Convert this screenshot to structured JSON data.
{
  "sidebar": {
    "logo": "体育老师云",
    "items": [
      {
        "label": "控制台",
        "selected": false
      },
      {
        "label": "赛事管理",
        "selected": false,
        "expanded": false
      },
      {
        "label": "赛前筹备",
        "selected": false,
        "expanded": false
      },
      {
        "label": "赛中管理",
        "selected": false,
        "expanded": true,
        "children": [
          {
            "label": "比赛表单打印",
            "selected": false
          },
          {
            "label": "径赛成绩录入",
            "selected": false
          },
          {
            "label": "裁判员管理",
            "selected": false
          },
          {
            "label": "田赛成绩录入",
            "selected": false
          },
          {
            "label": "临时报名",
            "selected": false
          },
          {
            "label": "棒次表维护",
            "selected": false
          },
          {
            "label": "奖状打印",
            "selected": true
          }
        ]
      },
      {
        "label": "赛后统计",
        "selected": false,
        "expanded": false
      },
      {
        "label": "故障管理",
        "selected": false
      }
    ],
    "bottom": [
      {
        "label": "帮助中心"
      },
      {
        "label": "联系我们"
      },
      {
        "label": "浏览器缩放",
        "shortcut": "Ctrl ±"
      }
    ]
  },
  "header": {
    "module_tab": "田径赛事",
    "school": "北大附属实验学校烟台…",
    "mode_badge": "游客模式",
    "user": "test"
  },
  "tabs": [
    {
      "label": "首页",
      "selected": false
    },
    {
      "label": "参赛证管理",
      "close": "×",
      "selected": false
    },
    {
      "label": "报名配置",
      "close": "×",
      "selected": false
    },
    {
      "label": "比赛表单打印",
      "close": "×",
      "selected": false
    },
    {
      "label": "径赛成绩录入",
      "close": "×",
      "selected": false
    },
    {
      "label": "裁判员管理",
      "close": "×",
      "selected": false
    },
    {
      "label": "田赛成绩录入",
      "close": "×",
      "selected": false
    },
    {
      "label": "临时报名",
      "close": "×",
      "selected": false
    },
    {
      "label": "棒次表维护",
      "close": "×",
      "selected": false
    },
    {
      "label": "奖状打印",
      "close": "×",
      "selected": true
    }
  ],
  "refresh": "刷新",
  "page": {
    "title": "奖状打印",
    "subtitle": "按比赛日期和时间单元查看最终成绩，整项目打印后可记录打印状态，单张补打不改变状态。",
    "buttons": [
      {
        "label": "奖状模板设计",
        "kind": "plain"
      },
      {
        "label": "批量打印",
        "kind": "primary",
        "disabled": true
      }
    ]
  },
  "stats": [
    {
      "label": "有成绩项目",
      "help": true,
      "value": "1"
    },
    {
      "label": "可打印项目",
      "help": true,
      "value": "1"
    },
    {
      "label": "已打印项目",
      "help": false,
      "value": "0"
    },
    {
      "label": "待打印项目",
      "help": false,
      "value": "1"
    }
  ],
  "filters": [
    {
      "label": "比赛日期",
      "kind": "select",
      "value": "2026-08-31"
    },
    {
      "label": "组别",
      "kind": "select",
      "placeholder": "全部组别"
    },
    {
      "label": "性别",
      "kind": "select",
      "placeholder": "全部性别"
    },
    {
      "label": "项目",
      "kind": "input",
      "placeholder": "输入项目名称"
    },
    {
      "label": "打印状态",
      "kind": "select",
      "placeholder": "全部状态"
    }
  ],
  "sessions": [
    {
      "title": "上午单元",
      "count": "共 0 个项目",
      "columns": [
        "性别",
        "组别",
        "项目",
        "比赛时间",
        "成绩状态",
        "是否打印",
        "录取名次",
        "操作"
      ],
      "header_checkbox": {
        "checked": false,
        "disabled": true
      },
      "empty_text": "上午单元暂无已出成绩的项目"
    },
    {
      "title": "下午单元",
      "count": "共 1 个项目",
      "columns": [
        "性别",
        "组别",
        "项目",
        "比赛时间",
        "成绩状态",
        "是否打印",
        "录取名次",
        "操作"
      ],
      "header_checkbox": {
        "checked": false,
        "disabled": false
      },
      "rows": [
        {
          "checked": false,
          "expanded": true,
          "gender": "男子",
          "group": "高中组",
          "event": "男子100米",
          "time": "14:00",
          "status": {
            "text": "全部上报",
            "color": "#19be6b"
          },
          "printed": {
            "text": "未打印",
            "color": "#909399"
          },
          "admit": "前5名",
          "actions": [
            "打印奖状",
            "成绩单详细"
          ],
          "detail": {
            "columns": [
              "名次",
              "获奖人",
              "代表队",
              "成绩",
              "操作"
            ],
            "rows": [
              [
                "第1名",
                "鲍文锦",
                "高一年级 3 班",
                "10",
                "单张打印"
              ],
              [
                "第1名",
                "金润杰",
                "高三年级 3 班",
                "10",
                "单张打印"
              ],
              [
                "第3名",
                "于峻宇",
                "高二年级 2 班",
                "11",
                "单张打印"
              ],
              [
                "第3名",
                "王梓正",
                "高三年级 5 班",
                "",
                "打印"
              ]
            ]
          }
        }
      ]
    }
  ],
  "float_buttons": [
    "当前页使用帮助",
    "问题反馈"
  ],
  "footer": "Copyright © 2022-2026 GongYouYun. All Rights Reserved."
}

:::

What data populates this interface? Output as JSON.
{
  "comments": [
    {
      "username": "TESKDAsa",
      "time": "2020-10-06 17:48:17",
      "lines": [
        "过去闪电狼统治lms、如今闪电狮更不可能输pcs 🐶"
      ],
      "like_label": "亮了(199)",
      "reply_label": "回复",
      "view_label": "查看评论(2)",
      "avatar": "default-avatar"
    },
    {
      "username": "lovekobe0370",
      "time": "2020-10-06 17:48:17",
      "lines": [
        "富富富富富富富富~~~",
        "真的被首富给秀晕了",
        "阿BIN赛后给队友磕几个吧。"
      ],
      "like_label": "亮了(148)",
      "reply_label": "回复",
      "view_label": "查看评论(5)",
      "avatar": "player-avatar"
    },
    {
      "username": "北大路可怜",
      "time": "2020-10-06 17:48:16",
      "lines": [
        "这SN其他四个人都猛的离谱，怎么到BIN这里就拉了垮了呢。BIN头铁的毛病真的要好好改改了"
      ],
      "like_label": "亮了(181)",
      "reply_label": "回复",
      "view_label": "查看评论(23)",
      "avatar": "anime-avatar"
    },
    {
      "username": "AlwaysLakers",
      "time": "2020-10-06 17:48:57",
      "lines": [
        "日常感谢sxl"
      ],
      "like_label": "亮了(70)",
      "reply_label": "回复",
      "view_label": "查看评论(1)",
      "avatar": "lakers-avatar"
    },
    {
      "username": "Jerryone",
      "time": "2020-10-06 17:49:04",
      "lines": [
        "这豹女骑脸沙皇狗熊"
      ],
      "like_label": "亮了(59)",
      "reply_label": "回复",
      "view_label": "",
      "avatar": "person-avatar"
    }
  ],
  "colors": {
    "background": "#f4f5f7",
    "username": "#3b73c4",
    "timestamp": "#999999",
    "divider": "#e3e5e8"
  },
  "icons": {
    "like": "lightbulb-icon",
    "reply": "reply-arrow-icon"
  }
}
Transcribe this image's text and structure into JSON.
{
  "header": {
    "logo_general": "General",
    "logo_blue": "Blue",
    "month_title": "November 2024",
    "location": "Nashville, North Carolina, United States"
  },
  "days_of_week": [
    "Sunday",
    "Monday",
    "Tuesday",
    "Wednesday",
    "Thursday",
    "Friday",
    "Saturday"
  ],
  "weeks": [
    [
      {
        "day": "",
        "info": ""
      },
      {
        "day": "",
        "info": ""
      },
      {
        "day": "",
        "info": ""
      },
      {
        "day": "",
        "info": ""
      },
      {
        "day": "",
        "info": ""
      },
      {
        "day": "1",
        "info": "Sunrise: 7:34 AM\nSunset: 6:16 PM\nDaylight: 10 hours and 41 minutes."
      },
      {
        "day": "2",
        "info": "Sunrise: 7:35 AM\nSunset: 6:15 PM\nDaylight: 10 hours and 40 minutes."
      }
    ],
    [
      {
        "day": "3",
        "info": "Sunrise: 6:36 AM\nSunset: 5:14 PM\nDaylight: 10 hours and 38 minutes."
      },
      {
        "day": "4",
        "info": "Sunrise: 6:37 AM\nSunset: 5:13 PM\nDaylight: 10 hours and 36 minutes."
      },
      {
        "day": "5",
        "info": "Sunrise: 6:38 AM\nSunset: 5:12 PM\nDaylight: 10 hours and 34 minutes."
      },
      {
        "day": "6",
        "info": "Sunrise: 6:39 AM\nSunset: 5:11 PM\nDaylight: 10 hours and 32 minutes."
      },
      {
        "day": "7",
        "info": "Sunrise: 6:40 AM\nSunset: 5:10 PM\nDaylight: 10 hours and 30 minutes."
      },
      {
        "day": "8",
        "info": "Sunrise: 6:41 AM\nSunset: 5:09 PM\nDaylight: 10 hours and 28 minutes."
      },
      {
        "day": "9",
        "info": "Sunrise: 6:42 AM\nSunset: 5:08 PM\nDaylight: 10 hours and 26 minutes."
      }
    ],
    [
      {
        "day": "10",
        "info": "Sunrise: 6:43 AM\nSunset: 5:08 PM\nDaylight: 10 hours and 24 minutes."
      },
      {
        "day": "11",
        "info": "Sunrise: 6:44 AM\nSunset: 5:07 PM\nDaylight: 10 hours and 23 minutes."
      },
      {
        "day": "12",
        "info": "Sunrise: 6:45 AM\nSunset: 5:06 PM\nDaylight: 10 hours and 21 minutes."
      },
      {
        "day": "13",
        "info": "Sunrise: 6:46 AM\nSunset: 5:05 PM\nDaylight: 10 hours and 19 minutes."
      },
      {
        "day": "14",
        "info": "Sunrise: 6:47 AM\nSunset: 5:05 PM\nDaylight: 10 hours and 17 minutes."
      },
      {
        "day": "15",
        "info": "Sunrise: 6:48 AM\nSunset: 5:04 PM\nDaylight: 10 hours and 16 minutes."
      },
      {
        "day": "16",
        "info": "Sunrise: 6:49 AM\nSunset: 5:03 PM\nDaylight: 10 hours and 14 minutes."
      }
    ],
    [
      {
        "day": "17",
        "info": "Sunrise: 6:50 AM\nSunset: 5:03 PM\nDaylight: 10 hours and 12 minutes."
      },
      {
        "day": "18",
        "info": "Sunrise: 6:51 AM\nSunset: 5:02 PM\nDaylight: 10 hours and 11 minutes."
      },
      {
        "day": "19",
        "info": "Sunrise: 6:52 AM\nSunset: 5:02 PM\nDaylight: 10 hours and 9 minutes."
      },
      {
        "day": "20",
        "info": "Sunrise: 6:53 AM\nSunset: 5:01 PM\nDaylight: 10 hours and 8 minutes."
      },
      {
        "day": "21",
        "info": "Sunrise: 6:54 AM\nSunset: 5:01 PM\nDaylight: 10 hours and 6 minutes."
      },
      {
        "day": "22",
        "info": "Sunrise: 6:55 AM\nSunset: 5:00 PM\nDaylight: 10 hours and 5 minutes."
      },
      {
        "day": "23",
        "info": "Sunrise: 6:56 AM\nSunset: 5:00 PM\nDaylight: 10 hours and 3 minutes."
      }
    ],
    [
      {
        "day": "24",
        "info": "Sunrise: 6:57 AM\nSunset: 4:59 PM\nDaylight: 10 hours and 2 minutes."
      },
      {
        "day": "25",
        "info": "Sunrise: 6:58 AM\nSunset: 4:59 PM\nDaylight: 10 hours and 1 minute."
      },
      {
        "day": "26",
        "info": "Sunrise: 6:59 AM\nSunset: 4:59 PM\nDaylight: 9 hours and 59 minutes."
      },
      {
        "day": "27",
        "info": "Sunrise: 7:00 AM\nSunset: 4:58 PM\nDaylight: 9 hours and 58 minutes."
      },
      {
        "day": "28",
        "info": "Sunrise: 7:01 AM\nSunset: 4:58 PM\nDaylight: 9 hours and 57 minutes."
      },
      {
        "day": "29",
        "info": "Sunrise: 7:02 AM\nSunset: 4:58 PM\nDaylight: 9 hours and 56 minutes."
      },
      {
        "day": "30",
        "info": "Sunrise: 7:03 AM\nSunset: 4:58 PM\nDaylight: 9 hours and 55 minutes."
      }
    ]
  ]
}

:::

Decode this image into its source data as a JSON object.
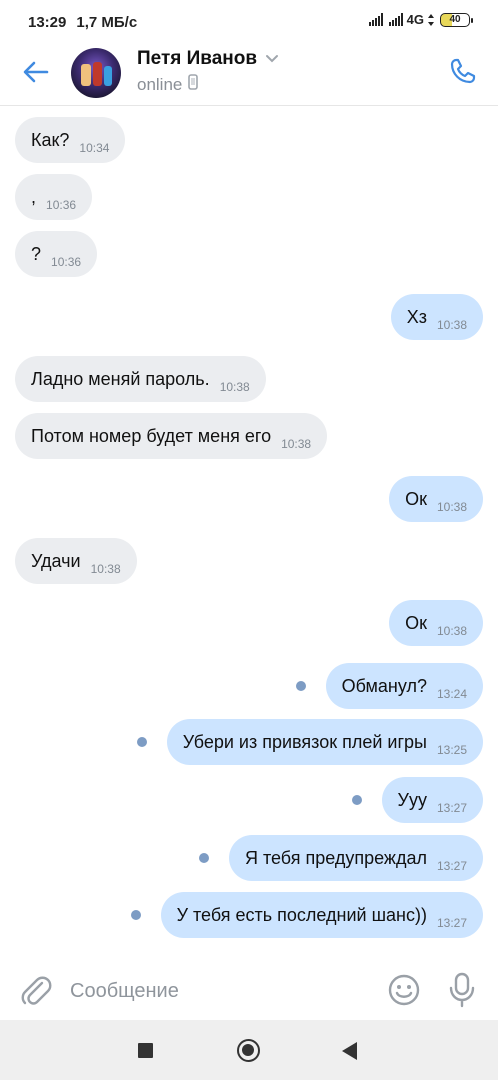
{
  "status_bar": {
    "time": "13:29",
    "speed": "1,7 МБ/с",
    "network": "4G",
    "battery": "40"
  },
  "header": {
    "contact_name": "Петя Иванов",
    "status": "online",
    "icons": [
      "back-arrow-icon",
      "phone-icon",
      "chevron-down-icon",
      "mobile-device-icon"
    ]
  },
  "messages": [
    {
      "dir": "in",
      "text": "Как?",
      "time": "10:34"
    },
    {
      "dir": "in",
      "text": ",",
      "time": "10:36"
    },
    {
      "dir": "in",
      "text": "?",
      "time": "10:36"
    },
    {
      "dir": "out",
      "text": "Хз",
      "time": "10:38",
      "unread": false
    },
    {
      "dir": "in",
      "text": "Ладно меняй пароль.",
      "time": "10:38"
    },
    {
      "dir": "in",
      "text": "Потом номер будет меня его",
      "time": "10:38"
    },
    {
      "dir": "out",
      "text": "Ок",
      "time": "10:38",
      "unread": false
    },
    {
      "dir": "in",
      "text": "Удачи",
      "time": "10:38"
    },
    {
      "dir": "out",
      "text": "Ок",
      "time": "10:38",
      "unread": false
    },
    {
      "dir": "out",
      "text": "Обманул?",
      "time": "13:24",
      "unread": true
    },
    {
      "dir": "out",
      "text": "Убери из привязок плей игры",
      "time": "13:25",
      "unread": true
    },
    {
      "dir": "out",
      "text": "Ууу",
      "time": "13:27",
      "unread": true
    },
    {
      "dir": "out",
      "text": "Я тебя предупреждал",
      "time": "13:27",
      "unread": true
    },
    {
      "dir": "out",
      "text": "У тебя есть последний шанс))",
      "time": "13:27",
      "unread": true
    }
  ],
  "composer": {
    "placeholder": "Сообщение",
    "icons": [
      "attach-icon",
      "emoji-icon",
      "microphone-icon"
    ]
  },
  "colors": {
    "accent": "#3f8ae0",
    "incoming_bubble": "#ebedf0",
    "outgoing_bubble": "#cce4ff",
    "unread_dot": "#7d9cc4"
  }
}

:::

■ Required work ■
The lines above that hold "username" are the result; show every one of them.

■ Written response ■
      "username": "TESKDAsa",
      "username": "lovekobe0370",
      "username": "北大路可怜",
      "username": "AlwaysLakers",
      "username": "Jerryone",
    "username": "#3b73c4",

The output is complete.